Bhubaneswar: Following Tamil Nadu, Odisha Government strongly opposed certain provisions made in the draft Indian Port Bill and demanded modification.
Commerce & Transport Minister Padmanabha Behera has written a letter to Union Minister for Ports, Shipping & Waterways, Mansukh Mandaviya on Tuesday.
The Ministry of Ports, Shipping and Waterways (MoPSW) has circulated the Indian Ports Bill, 2021 to the concerned States including Odisha. The proposed Bill will supersede the Indian Ports Act, 1908.
After going through the draft Bill, Mr.Behera said, “My State is in the process of constituting ‘The Odisha State Maritime Board’. The Bill for it is now with the Ministry of Home Affairs, now awaiting the assent of the President of India, after being passed by the Odisha Legislative Assembly in February.2021.”
However, there is no provision in the Indian Ports Bill, 2021 to include a State Maritime Board which is constituted at a later date by a State enactment.
Therefore, Mr.Behera demanded to make a provision in the proposed Bill for inclusion of the State Maritime Board.
At present, the authority to make regulations for non-major ports for most subjects is the State Maritime Boards/ State Governments of coastal States. The Union Government through Maritime States Development Council (MSDC) seeks to appropriate this authority of the State through the proposed Bill. Therefore, the State has strongly objected to this provision.
“We object to this proposed appropriation of State authority by the Union Government. The proposed provision instead of making India a strong maritime nation, through its centralization of authority, will stunt the growth of port-led development in the nation. Also, this proposal is against the very spirit of cooperative federalism and empowerment of States,” the Minister said in his letter.
The MSDC has been in existence as a notified advisory body since 1997, focusing on integrated planning and development of ports and inland waterways.

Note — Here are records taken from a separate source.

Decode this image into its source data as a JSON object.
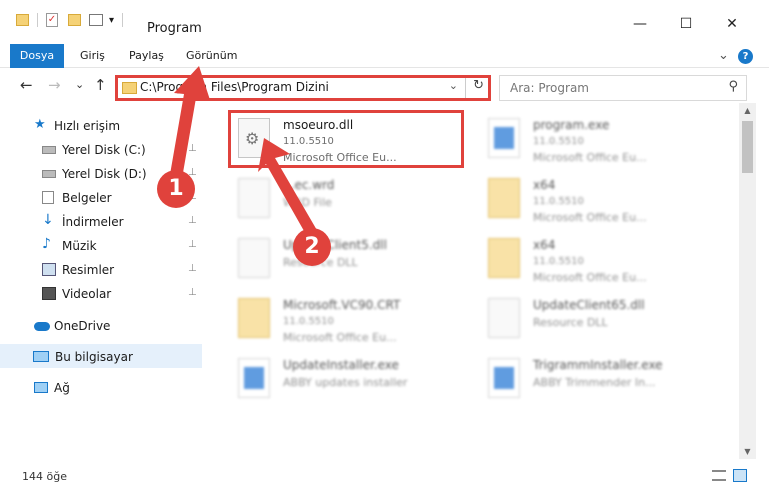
{
  "window": {
    "title": "Program",
    "controls": {
      "minimize": "—",
      "maximize": "☐",
      "close": "✕"
    }
  },
  "ribbon": {
    "tabs": [
      "Dosya",
      "Giriş",
      "Paylaş",
      "Görünüm"
    ],
    "expand": "⌄",
    "help": "?"
  },
  "nav": {
    "back": "←",
    "forward": "→",
    "recent": "⌄",
    "up": "↑"
  },
  "address": {
    "path": "C:\\Program Files\\Program Dizini",
    "dropdown": "⌄",
    "refresh": "↻"
  },
  "search": {
    "placeholder": "Ara: Program",
    "icon": "⚲"
  },
  "sidebar": {
    "items": [
      {
        "label": "Hızlı erişim",
        "icon": "star-icon"
      },
      {
        "label": "Yerel Disk (C:)",
        "icon": "drive-icon"
      },
      {
        "label": "Yerel Disk (D:)",
        "icon": "drive-icon"
      },
      {
        "label": "Belgeler",
        "icon": "document-icon"
      },
      {
        "label": "İndirmeler",
        "icon": "download-icon"
      },
      {
        "label": "Müzik",
        "icon": "music-icon"
      },
      {
        "label": "Resimler",
        "icon": "pictures-icon"
      },
      {
        "label": "Videolar",
        "icon": "video-icon"
      },
      {
        "label": "OneDrive",
        "icon": "cloud-icon"
      },
      {
        "label": "Bu bilgisayar",
        "icon": "computer-icon"
      },
      {
        "label": "Ağ",
        "icon": "network-icon"
      }
    ],
    "pin": "📌"
  },
  "files": {
    "highlighted": {
      "name": "msoeuro.dll",
      "version": "11.0.5510",
      "description": "Microsoft Office Eu..."
    },
    "items": [
      {
        "name": "program.exe",
        "version": "11.0.5510",
        "description": "Microsoft Office Eu..."
      },
      {
        "name": "...ec.wrd",
        "version": "",
        "description": "WRD File"
      },
      {
        "name": "x64",
        "version": "11.0.5510",
        "description": "Microsoft Office Eu..."
      },
      {
        "name": "UpdateClient5.dll",
        "version": "",
        "description": "Resource DLL"
      },
      {
        "name": "x64",
        "version": "11.0.5510",
        "description": "Microsoft Office Eu..."
      },
      {
        "name": "Microsoft.VC90.CRT",
        "version": "11.0.5510",
        "description": "Microsoft Office Eu..."
      },
      {
        "name": "UpdateClient65.dll",
        "version": "",
        "description": "Resource DLL"
      },
      {
        "name": "UpdateInstaller.exe",
        "version": "",
        "description": "ABBY updates installer"
      },
      {
        "name": "TrigrammInstaller.exe",
        "version": "",
        "description": "ABBY Trimmender In..."
      }
    ]
  },
  "annotations": {
    "step1": "1",
    "step2": "2",
    "color": "#e0423c"
  },
  "status": {
    "count": "144 öğe"
  },
  "colors": {
    "accent": "#1979ca",
    "highlight": "#e0423c"
  }
}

The draft Bill proposes to give it a statutory status, he pointed out.
Welcoming this step, Mr.Behera said MSDC should only comprise Ministers of coastal States and Union Minister for PSW similar to that of GST council. The concerned officials of the Union Government and coastal State Governments may be made invitees to MSDC.
Objecting to the draft Bill that mandates centralization of many routine functions to MSDC like conducting enquiry, deciding tariff structure etc, he said, “This will be very limiting and less efficient.” MSDC’s role should continue to be recommendatory and advisory as before, he suggested.
The State Government has welcomed the inclusion of matters relating to safety and security of ports, prevention and containment of pollution of ports, compliances with the country’s obligation under the maritime treaties and international instruments in the draft Bill.
Mr.Behera further requested the Union Minister to hold proper deliberations with stake holding States to bring in more effectiveness to this important legislation, which can make India a true powerhouse amongst the maritime nations of the world.
“In view of the above, I would request your personal intervention in the matter so that the draft Bill is modified to address the concern of the coastal States,” he wrote, saying detailed clause wise response is being sent by our State in near future.